[App and web page records]
+++

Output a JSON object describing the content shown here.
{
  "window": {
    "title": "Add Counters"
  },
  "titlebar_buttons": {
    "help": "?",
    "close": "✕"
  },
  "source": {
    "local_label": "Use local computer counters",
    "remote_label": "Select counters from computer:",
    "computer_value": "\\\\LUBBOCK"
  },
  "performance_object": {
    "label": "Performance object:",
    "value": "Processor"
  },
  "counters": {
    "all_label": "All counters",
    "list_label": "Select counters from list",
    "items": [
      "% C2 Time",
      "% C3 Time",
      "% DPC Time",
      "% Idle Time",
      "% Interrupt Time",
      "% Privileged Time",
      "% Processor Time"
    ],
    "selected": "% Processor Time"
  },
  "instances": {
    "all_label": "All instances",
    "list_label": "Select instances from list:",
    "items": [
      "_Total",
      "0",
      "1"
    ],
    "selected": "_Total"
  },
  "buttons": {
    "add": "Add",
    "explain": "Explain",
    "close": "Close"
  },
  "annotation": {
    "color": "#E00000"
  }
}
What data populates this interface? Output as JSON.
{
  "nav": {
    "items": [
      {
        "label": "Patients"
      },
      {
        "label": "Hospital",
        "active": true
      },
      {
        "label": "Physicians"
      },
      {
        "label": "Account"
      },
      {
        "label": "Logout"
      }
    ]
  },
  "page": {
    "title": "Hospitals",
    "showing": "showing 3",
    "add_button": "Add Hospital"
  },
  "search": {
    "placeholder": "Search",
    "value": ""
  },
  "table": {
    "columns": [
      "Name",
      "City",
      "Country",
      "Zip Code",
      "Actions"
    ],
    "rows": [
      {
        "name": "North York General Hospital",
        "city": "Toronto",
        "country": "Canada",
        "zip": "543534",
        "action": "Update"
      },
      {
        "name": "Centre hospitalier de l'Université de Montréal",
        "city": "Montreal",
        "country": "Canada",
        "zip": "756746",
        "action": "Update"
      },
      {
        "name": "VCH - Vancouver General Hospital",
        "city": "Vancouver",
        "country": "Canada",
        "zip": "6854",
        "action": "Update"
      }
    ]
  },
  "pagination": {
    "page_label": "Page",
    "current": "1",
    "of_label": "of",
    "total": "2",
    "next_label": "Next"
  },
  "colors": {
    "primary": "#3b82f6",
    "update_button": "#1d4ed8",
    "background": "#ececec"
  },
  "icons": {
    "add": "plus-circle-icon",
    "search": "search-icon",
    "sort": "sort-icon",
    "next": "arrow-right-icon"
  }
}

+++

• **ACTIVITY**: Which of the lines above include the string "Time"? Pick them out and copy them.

• **SOLUTION BELOW**:
      "% C2 Time",
      "% C3 Time",
      "% DPC Time",
      "% Idle Time",
      "% Interrupt Time",
      "% Privileged Time",
      "% Processor Time"
    "selected": "% Processor Time"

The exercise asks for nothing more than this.